→ Instructions to follow: Only lines containing "Received" belong in the answer, each copied from the entries below.

→ Available data:
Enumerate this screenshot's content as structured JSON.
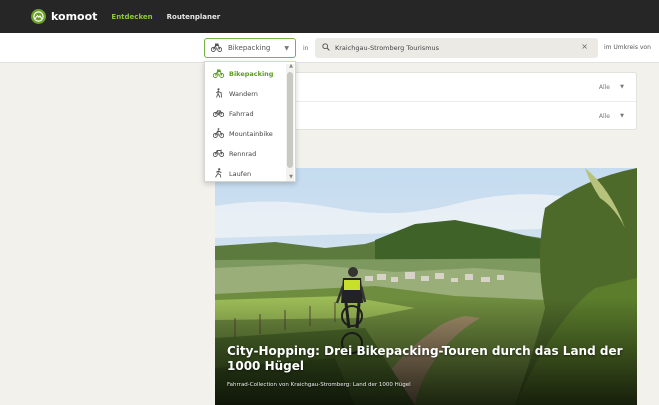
{
  "nav": {
    "logo_text": "komoot",
    "links": [
      {
        "label": "Entdecken",
        "active": true
      },
      {
        "label": "Routenplaner",
        "active": false
      }
    ]
  },
  "search": {
    "sport_value": "Bikepacking",
    "in_label": "in",
    "region_value": "Kraichgau-Stromberg Tourismus",
    "radius_label": "im Umkreis von"
  },
  "sport_dropdown": {
    "items": [
      {
        "label": "Bikepacking",
        "icon": "bikepacking-icon",
        "selected": true
      },
      {
        "label": "Wandern",
        "icon": "hiking-icon",
        "selected": false
      },
      {
        "label": "Fahrrad",
        "icon": "bicycle-icon",
        "selected": false
      },
      {
        "label": "Mountainbike",
        "icon": "mountainbike-icon",
        "selected": false
      },
      {
        "label": "Rennrad",
        "icon": "roadbike-icon",
        "selected": false
      },
      {
        "label": "Laufen",
        "icon": "running-icon",
        "selected": false
      }
    ]
  },
  "filters": [
    {
      "value": "Alle"
    },
    {
      "value": "Alle"
    }
  ],
  "collection": {
    "title": "City-Hopping: Drei Bikepacking-Touren durch das Land der 1000 Hügel",
    "subtitle": "Fahrrad-Collection von Kraichgau-Stromberg: Land der 1000 Hügel"
  },
  "colors": {
    "brand_green": "#6aa127",
    "nav_bg": "#262626",
    "active_link": "#8cc63f"
  }
}
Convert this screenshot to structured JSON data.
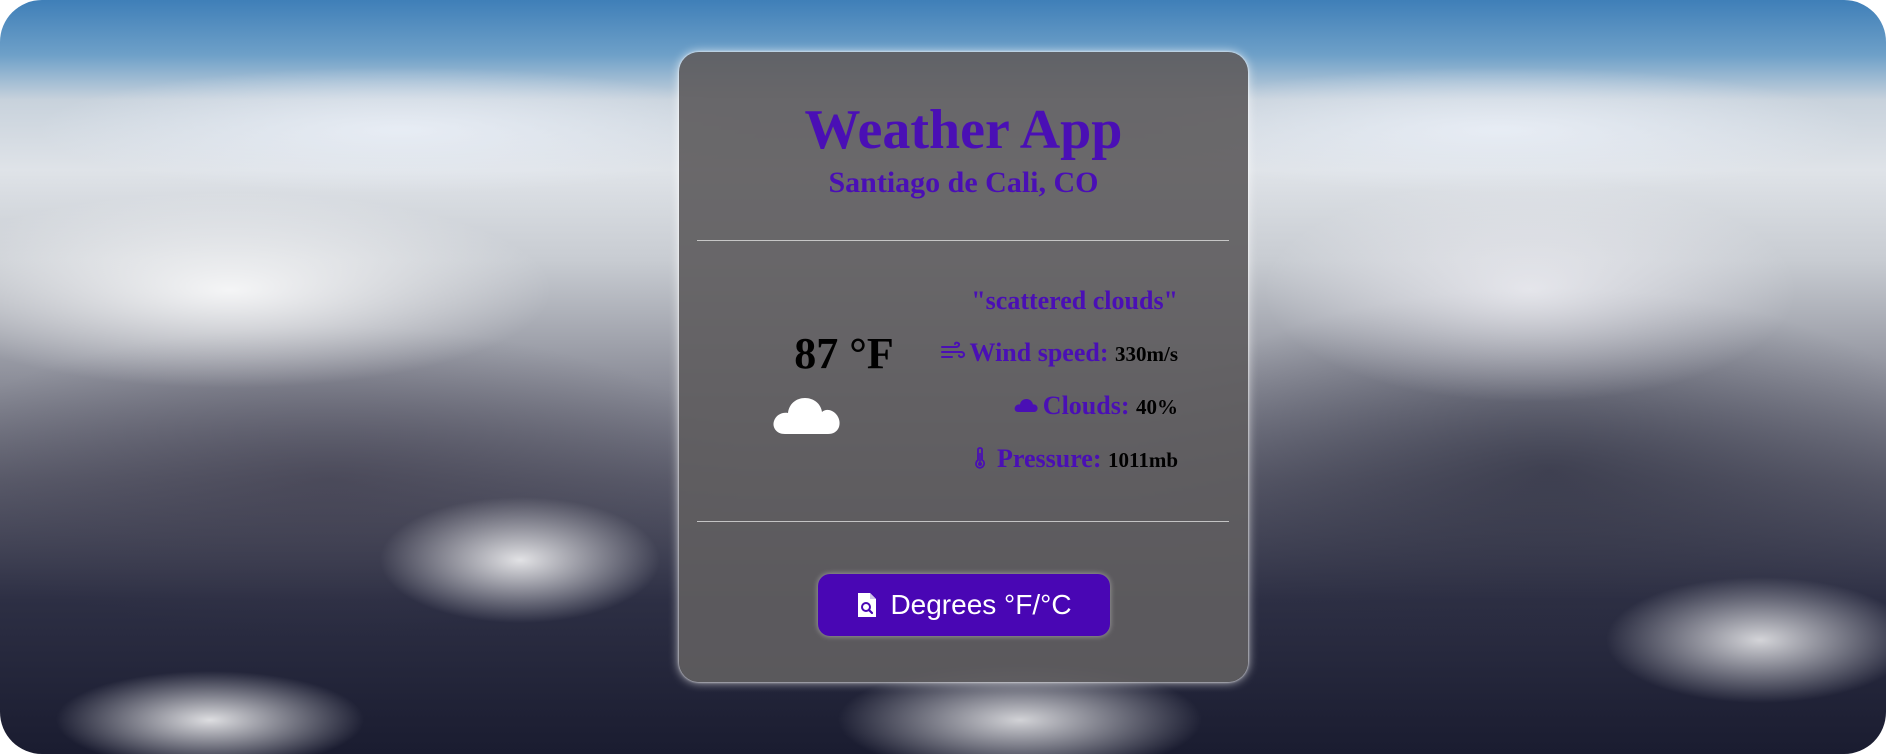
{
  "app": {
    "title": "Weather App",
    "location": "Santiago de Cali, CO"
  },
  "weather": {
    "temperature": "87 °F",
    "description": "\"scattered clouds\"",
    "condition_icon": "cloud-icon",
    "details": [
      {
        "icon": "wind-icon",
        "label": "Wind speed:",
        "value": "330m/s"
      },
      {
        "icon": "cloud-icon",
        "label": "Clouds:",
        "value": "40%"
      },
      {
        "icon": "thermometer-icon",
        "label": "Pressure:",
        "value": "1011mb"
      }
    ]
  },
  "actions": {
    "toggle_units_label": "Degrees °F/°C",
    "toggle_units_icon": "file-search-icon"
  },
  "colors": {
    "accent": "#4a0fb5",
    "button": "#4906b4",
    "card": "#5f5d5f"
  }
}
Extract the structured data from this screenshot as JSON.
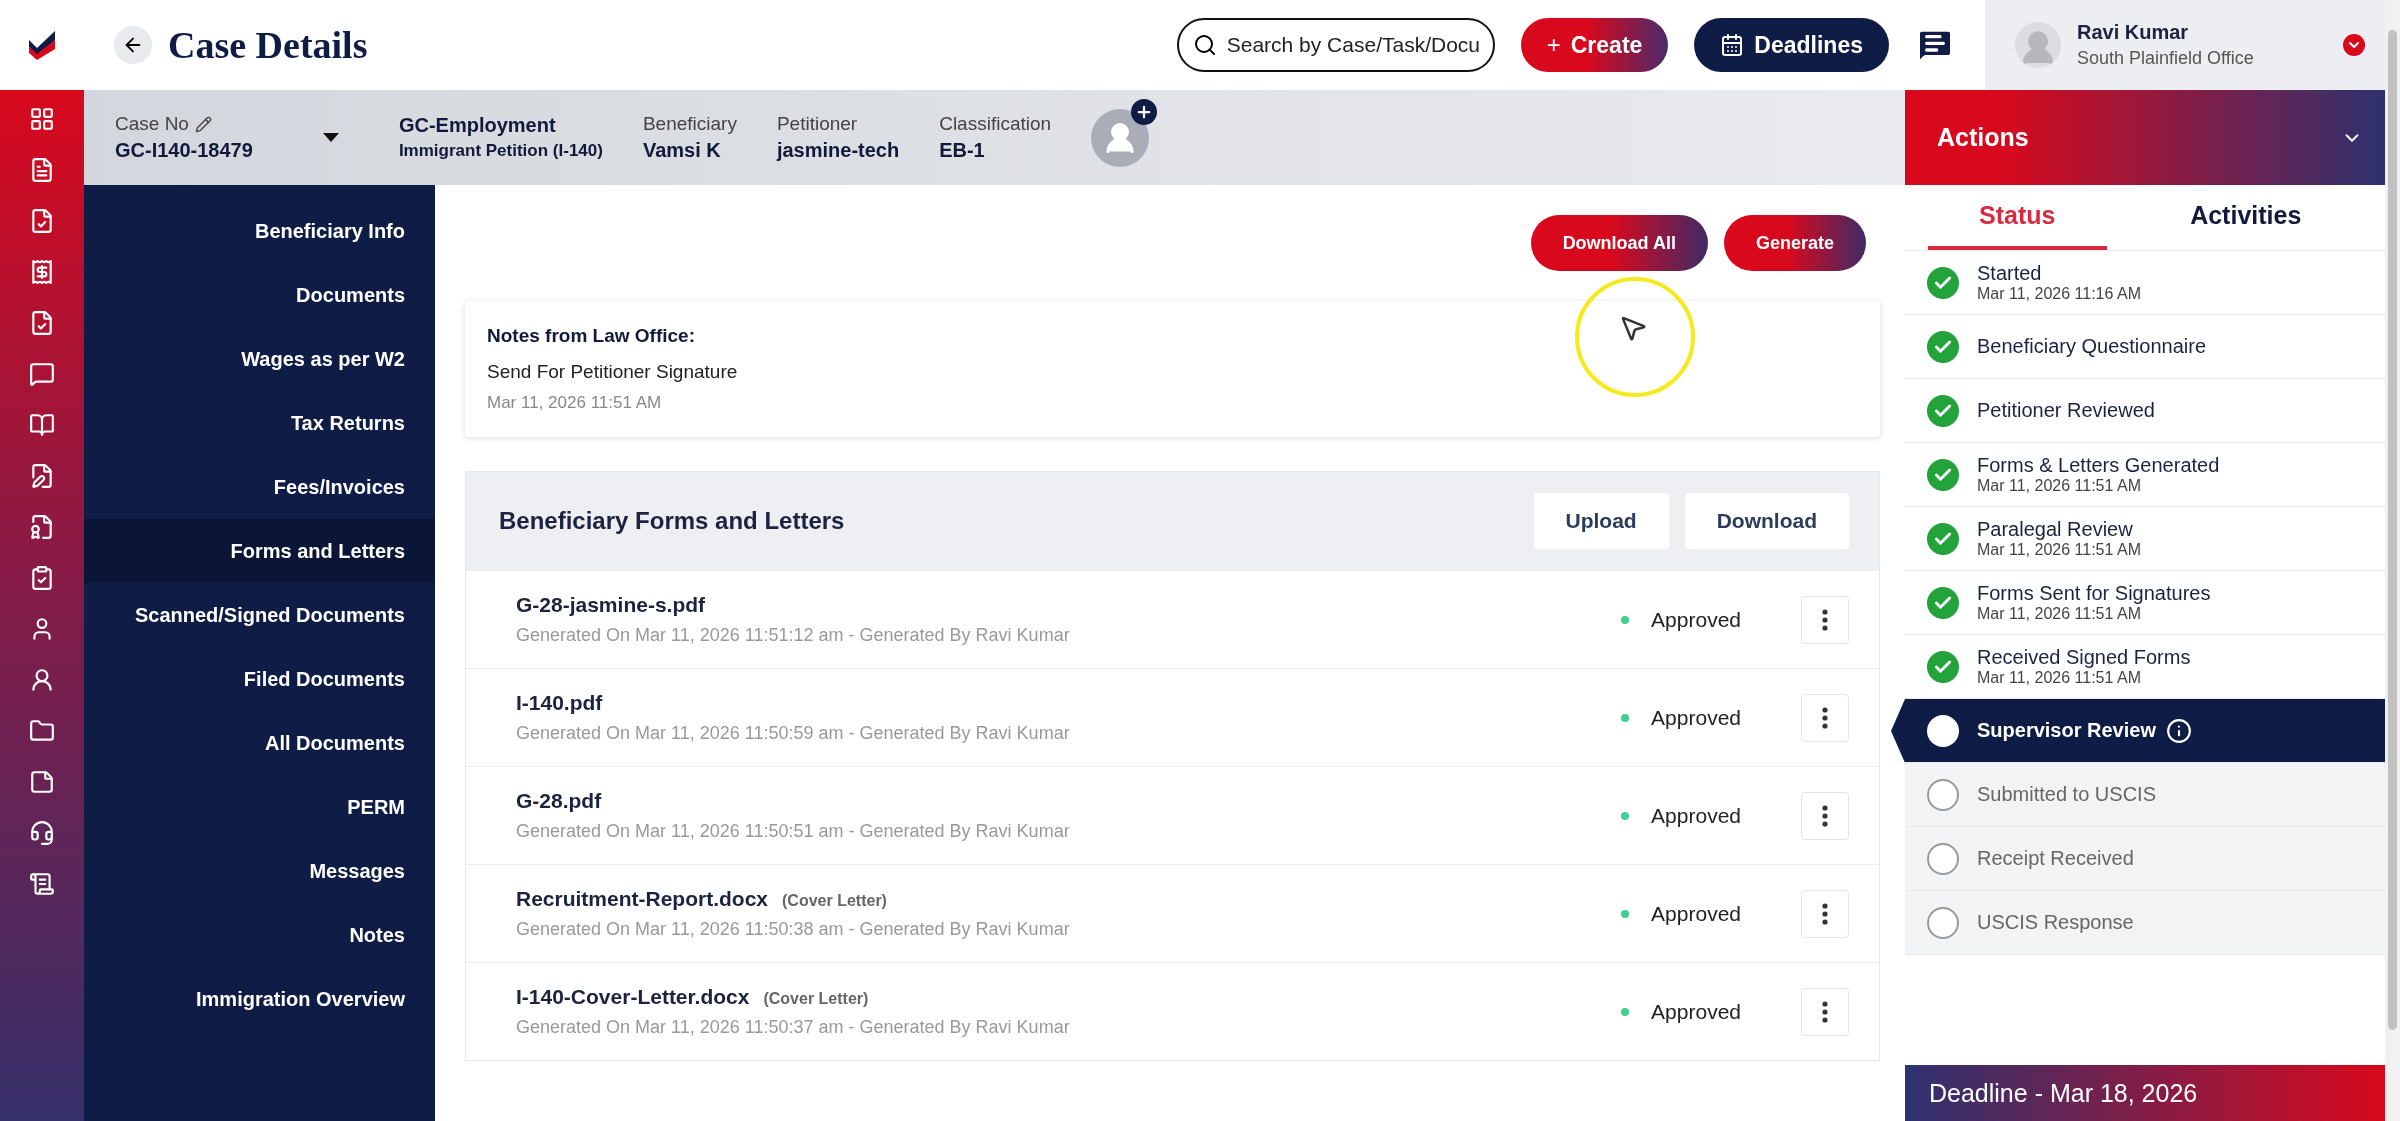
{
  "header": {
    "title": "Case Details",
    "search": {
      "placeholder": "Search by Case/Task/Docu"
    },
    "create_label": "+",
    "create": "Create",
    "deadlines": "Deadlines",
    "user": {
      "name": "Ravi Kumar",
      "office": "South Plainfield Office"
    }
  },
  "case_bar": {
    "case_no_label": "Case No",
    "case_no": "GC-I140-18479",
    "case_type": "GC-Employment",
    "case_subtype": "Immigrant Petition (I-140)",
    "fields": [
      {
        "label": "Beneficiary",
        "value": "Vamsi K"
      },
      {
        "label": "Petitioner",
        "value": "jasmine-tech"
      },
      {
        "label": "Classification",
        "value": "EB-1"
      }
    ]
  },
  "nav": [
    {
      "label": "Beneficiary Info",
      "selected": false
    },
    {
      "label": "Documents",
      "selected": false
    },
    {
      "label": "Wages as per W2",
      "selected": false
    },
    {
      "label": "Tax Returns",
      "selected": false
    },
    {
      "label": "Fees/Invoices",
      "selected": false
    },
    {
      "label": "Forms and Letters",
      "selected": true
    },
    {
      "label": "Scanned/Signed Documents",
      "selected": false
    },
    {
      "label": "Filed Documents",
      "selected": false
    },
    {
      "label": "All Documents",
      "selected": false
    },
    {
      "label": "PERM",
      "selected": false
    },
    {
      "label": "Messages",
      "selected": false
    },
    {
      "label": "Notes",
      "selected": false
    },
    {
      "label": "Immigration Overview",
      "selected": false
    }
  ],
  "top_buttons": [
    "Download All",
    "Generate"
  ],
  "notes": {
    "heading": "Notes from Law Office:",
    "text": "Send For Petitioner Signature",
    "date": "Mar 11, 2026 11:51 AM"
  },
  "forms": {
    "title": "Beneficiary Forms and Letters",
    "buttons": [
      "Upload",
      "Download"
    ],
    "rows": [
      {
        "name": "G-28-jasmine-s.pdf",
        "meta": "Generated On Mar 11, 2026 11:51:12 am - Generated By Ravi Kumar",
        "status": "Approved",
        "color": "#3ecf8e"
      },
      {
        "name": "I-140.pdf",
        "meta": "Generated On Mar 11, 2026 11:50:59 am - Generated By Ravi Kumar",
        "status": "Approved",
        "color": "#3ecf8e"
      },
      {
        "name": "G-28.pdf",
        "meta": "Generated On Mar 11, 2026 11:50:51 am - Generated By Ravi Kumar",
        "status": "Approved",
        "color": "#3ecf8e"
      },
      {
        "name": "Recruitment-Report.docx",
        "tag": "(Cover Letter)",
        "meta": "Generated On Mar 11, 2026 11:50:38 am - Generated By Ravi Kumar",
        "status": "Approved",
        "color": "#3ecf8e"
      },
      {
        "name": "I-140-Cover-Letter.docx",
        "tag": "(Cover Letter)",
        "meta": "Generated On Mar 11, 2026 11:50:37 am - Generated By Ravi Kumar",
        "status": "Approved",
        "color": "#3ecf8e"
      }
    ]
  },
  "actions": {
    "title": "Actions",
    "tabs": [
      {
        "label": "Status",
        "selected": true
      },
      {
        "label": "Activities",
        "selected": false
      }
    ],
    "steps": [
      {
        "label": "Started",
        "date": "Mar 11, 2026 11:16 AM",
        "kind": "done"
      },
      {
        "label": "Beneficiary Questionnaire",
        "kind": "done"
      },
      {
        "label": "Petitioner Reviewed",
        "kind": "done"
      },
      {
        "label": "Forms & Letters Generated",
        "date": "Mar 11, 2026 11:51 AM",
        "kind": "done"
      },
      {
        "label": "Paralegal Review",
        "date": "Mar 11, 2026 11:51 AM",
        "kind": "done"
      },
      {
        "label": "Forms Sent for Signatures",
        "date": "Mar 11, 2026 11:51 AM",
        "kind": "done"
      },
      {
        "label": "Received Signed Forms",
        "date": "Mar 11, 2026 11:51 AM",
        "kind": "done"
      },
      {
        "label": "Supervisor Review",
        "kind": "current"
      },
      {
        "label": "Submitted to USCIS",
        "kind": "pending"
      },
      {
        "label": "Receipt Received",
        "kind": "pending"
      },
      {
        "label": "USCIS Response",
        "kind": "pending"
      }
    ],
    "deadline": "Deadline - Mar 18, 2026"
  }
}
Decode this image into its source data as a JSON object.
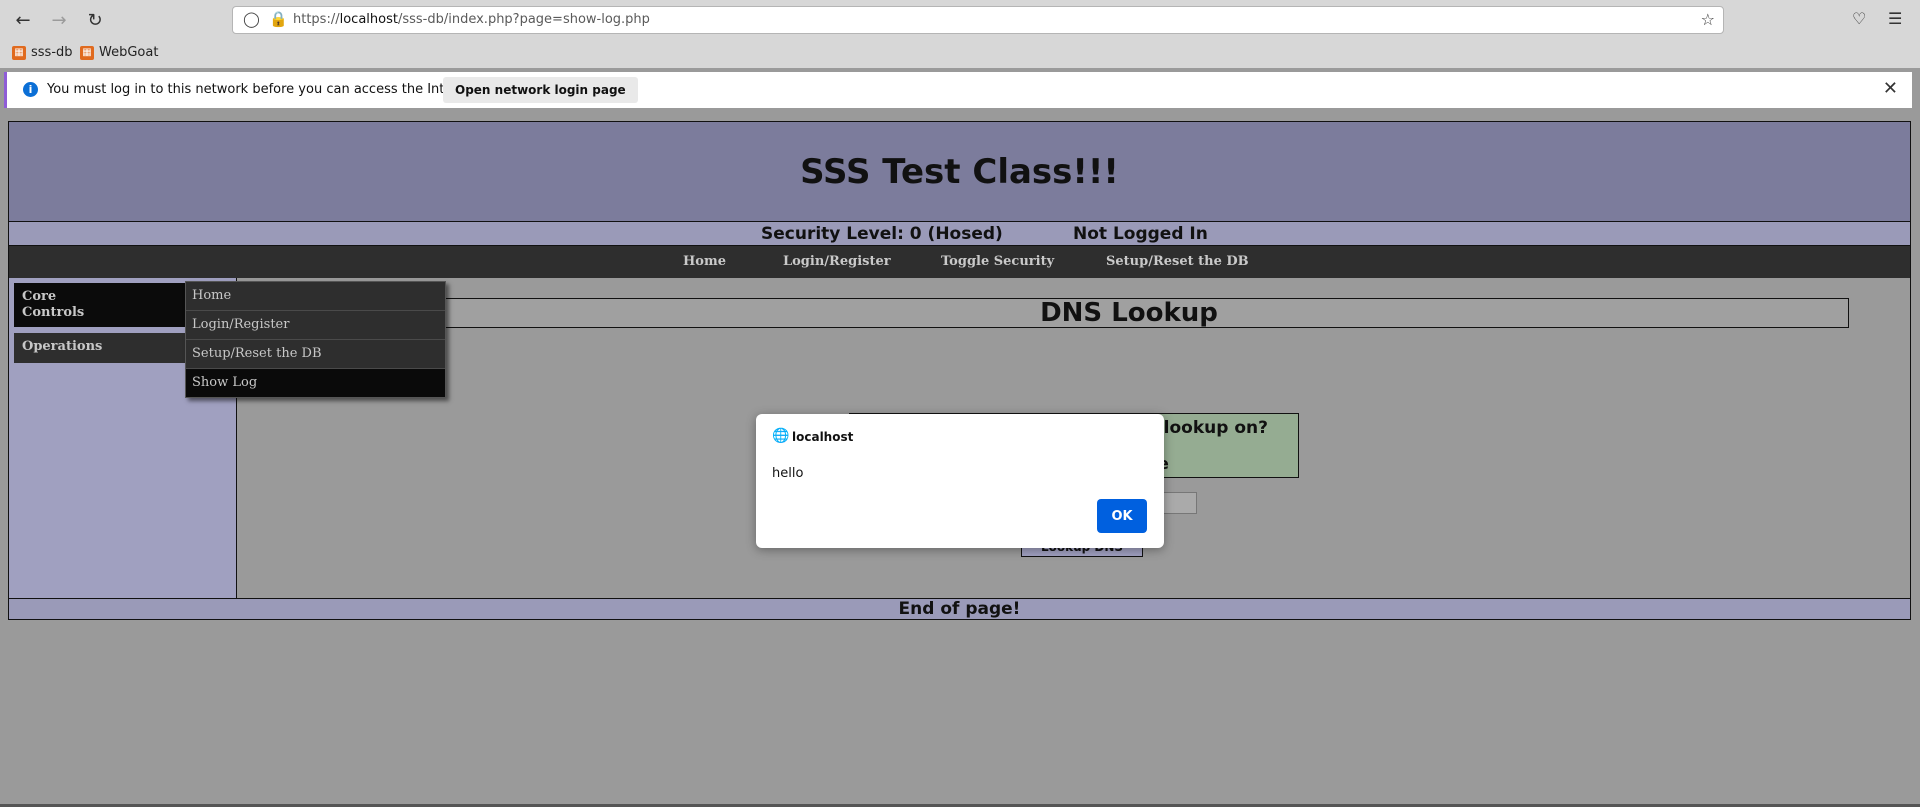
{
  "browser": {
    "url_prefix": "https://",
    "url_host": "localhost",
    "url_path": "/sss-db/index.php?page=show-log.php",
    "bookmarks": [
      {
        "label": "sss-db",
        "icon": "bookmark-favicon"
      },
      {
        "label": "WebGoat",
        "icon": "bookmark-favicon"
      }
    ]
  },
  "notification": {
    "message": "You must log in to this network before you can access the Internet.",
    "button_label": "Open network login page"
  },
  "site": {
    "title": "SSS Test Class!!!",
    "security_level": "Security Level: 0 (Hosed)",
    "login_status": "Not Logged In",
    "menu": [
      "Home",
      "Login/Register",
      "Toggle Security",
      "Setup/Reset the DB"
    ],
    "sidebar": {
      "core_line1": "Core",
      "core_line2": "Controls",
      "operations": "Operations"
    },
    "flyout": [
      "Home",
      "Login/Register",
      "Setup/Reset the DB",
      "Show Log"
    ],
    "content_title": "DNS Lookup",
    "question_fragment": "lookup on?",
    "fragment_tail": "e",
    "lookup_button": "Lookup DNS",
    "footer": "End of page!"
  },
  "dialog": {
    "title": "localhost",
    "message": "hello",
    "ok_label": "OK"
  }
}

→ Exercise result:
        "label": "Received Signed Forms",
        "label": "Receipt Received",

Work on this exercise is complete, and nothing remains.